So, 360 degrees in an hour, day and year? Can it work? Can We handle it? Of course not! That’s the beauty. Human’s have got to a stage where we’ve avoided evolution. 360TimeTM is a Darwinian kick start. What’s more, 12 divides into 360 in many nice socially convenient and overly precise ways! What the newly proposed TenTM‘s affects would do to that harmony, I’m not going to consider, neither should you. If that’s not already good enough for you, our years are already 365.25 days long. That means we all get to keep the ideal 360 day year whilst GAINING a 5 and a quarter day shut down every year. It’s the dark, cold, secluded holiday people just don’t make time in their busy hussle-bussle life styles nowadays.

So, most things not considered, degrees hold the key to a universal system that makes EVERYONE better off, even if that means dead.
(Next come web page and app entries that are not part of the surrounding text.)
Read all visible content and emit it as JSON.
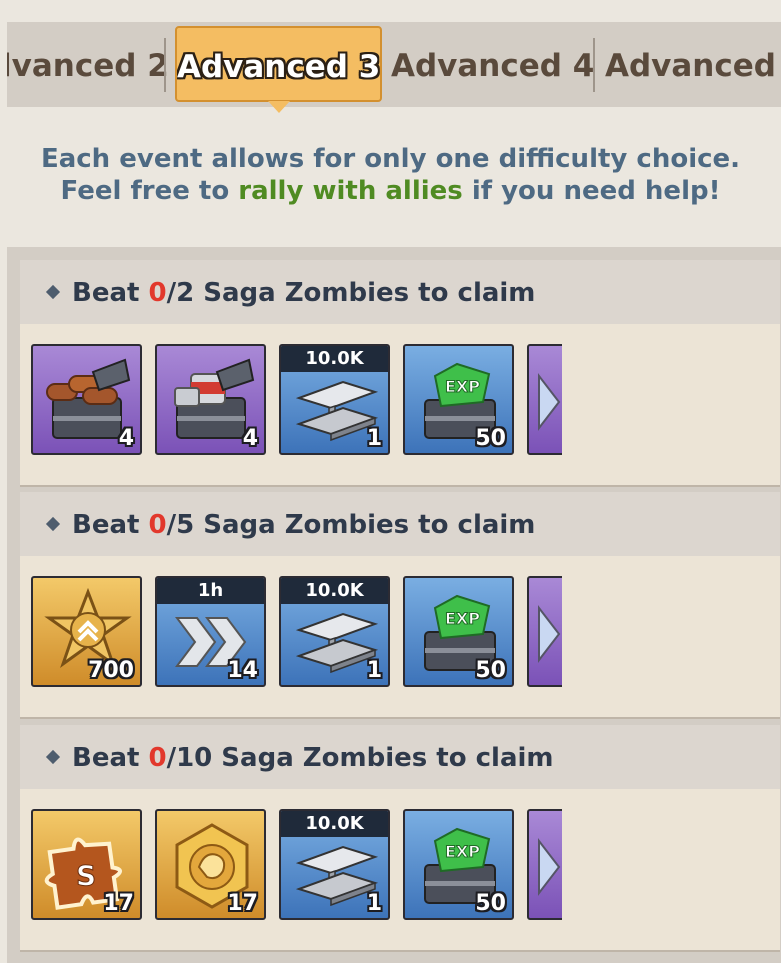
{
  "tabs": [
    {
      "label": "lvanced 2",
      "active": false
    },
    {
      "label": "Advanced 3",
      "active": true
    },
    {
      "label": "Advanced 4",
      "active": false
    },
    {
      "label": "Advanced",
      "active": false
    }
  ],
  "notice": {
    "line1": "Each event allows for only one difficulty choice.",
    "line2_pre": "Feel free to ",
    "line2_highlight": "rally with allies",
    "line2_post": " if you need help!"
  },
  "colors": {
    "active_tab": "#f4bd62",
    "highlight_green": "#4f8b22",
    "progress_red": "#e2382c",
    "notice_blue": "#4e6a83"
  },
  "tiers": [
    {
      "prefix": "Beat ",
      "current": "0",
      "suffix": "/2 Saga Zombies to claim",
      "rewards": [
        {
          "icon": "wood-chest-icon",
          "rarity": "purple",
          "qty": "4"
        },
        {
          "icon": "canned-food-chest-icon",
          "rarity": "purple",
          "qty": "4"
        },
        {
          "icon": "steel-beam-icon",
          "rarity": "blue",
          "label": "10.0K",
          "qty": "1"
        },
        {
          "icon": "exp-chest-icon",
          "rarity": "blue",
          "qty": "50"
        },
        {
          "icon": "diamond-icon",
          "rarity": "purple",
          "qty": ""
        }
      ]
    },
    {
      "prefix": "Beat ",
      "current": "0",
      "suffix": "/5 Saga Zombies to claim",
      "rewards": [
        {
          "icon": "sheriff-badge-icon",
          "rarity": "gold",
          "qty": "700"
        },
        {
          "icon": "speedup-icon",
          "rarity": "blue",
          "label": "1h",
          "qty": "14"
        },
        {
          "icon": "steel-beam-icon",
          "rarity": "blue",
          "label": "10.0K",
          "qty": "1"
        },
        {
          "icon": "exp-chest-icon",
          "rarity": "blue",
          "qty": "50"
        },
        {
          "icon": "diamond-icon",
          "rarity": "purple",
          "qty": ""
        }
      ]
    },
    {
      "prefix": "Beat ",
      "current": "0",
      "suffix": "/10 Saga Zombies to claim",
      "rewards": [
        {
          "icon": "skill-puzzle-icon",
          "rarity": "gold",
          "qty": "17"
        },
        {
          "icon": "lion-medal-icon",
          "rarity": "gold",
          "qty": "17"
        },
        {
          "icon": "steel-beam-icon",
          "rarity": "blue",
          "label": "10.0K",
          "qty": "1"
        },
        {
          "icon": "exp-chest-icon",
          "rarity": "blue",
          "qty": "50"
        },
        {
          "icon": "diamond-icon",
          "rarity": "purple",
          "qty": ""
        }
      ]
    }
  ]
}
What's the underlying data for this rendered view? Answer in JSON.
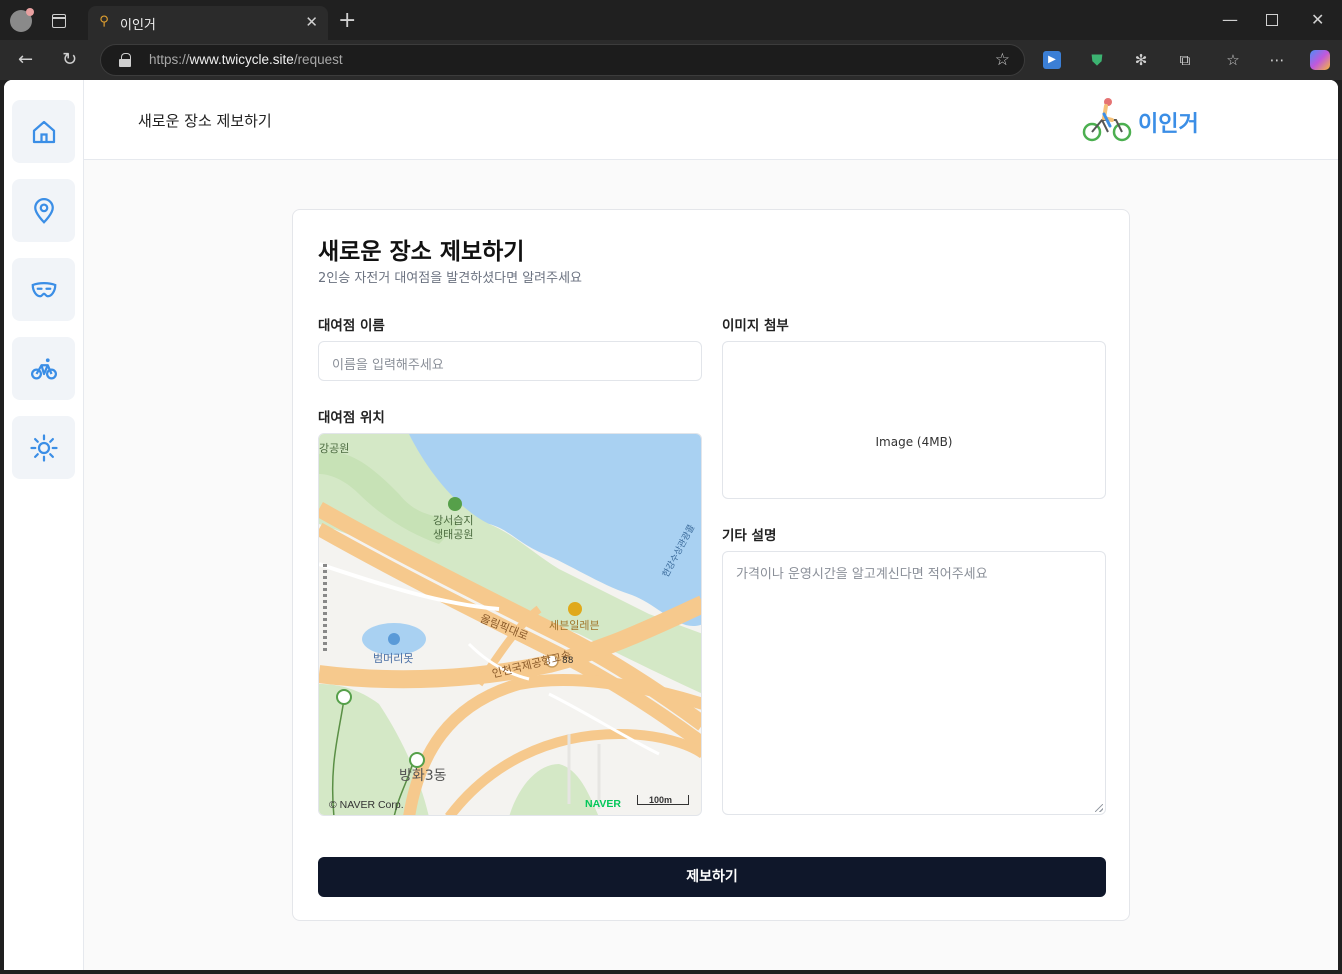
{
  "browser": {
    "tab_title": "이인거",
    "url_prefix": "https://",
    "url_domain": "www.twicycle.site",
    "url_path": "/request",
    "icons": [
      "profile-icon",
      "tabs-icon",
      "back-icon",
      "refresh-icon",
      "lock-icon",
      "star-icon",
      "extension-icons",
      "more-icon"
    ]
  },
  "sidebar": {
    "items": [
      {
        "name": "home",
        "icon": "home-icon"
      },
      {
        "name": "location",
        "icon": "map-pin-icon"
      },
      {
        "name": "mask",
        "icon": "mask-icon"
      },
      {
        "name": "bicycle",
        "icon": "bicycle-icon"
      },
      {
        "name": "theme",
        "icon": "sun-icon"
      }
    ],
    "accent": "#3b8ee6"
  },
  "header": {
    "title": "새로운 장소 제보하기",
    "logo_text": "이인거"
  },
  "form": {
    "title": "새로운 장소 제보하기",
    "subtitle": "2인승 자전거 대여점을 발견하셨다면 알려주세요",
    "name_label": "대여점 이름",
    "name_placeholder": "이름을 입력해주세요",
    "location_label": "대여점 위치",
    "image_label": "이미지 첨부",
    "image_text": "Image (4MB)",
    "desc_label": "기타 설명",
    "desc_placeholder": "가격이나 운영시간을 알고계신다면 적어주세요",
    "submit_label": "제보하기",
    "submit_color": "#0f172a"
  },
  "map": {
    "labels": {
      "park_edge": "강공원",
      "wetland": "강서습지",
      "wetland2": "생태공원",
      "seven": "세븐일레븐",
      "olympic": "올림픽대로",
      "pond": "범머리못",
      "incheon": "인천국제공항고속",
      "route": "88",
      "dong": "방화3동",
      "bridge": "한강수상관광콜"
    },
    "copyright": "© NAVER Corp.",
    "brand": "NAVER",
    "scale": "100m"
  }
}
The immense upheaval required for everyone to learn the new system would only be beneficial to tomorrow’s stupider generation. The only question unanswered is, what name should this new, partially beneficial system have? A name that would suitably reflect its practicality and the confusion and pain it would cause. An unrelated stream of alpha-numeric code? Maybe with a skull and crossbones character? Or no name at all, so people would have to stay inaudible when they meant the word?

May my thoughts be with you and those that fall in the 360 Days War.

YouTube Partners (that escalated quickly)

We’re now proud to be official YouTube partners. Yeehaw!… that really did escalate quite quickly. This means that we’ll now earn a share of YouTube’s advertising revenue in turn for us making highly viewed videos. 

Thanks to CiB‘s Chris Unitt for plugging us too.

Featured on YouTube!

Wowzers!, Zoiks! and indeed Blimey! ‘DON’T TOUCH‘ got featured on YouTube! 

 

All Consuming Love (Man in a Cat) Trailer

Here’s the lastest glimpse of the upcoming film, All Consuming Love (Man in a Cat). Should be a good’un when it’s done.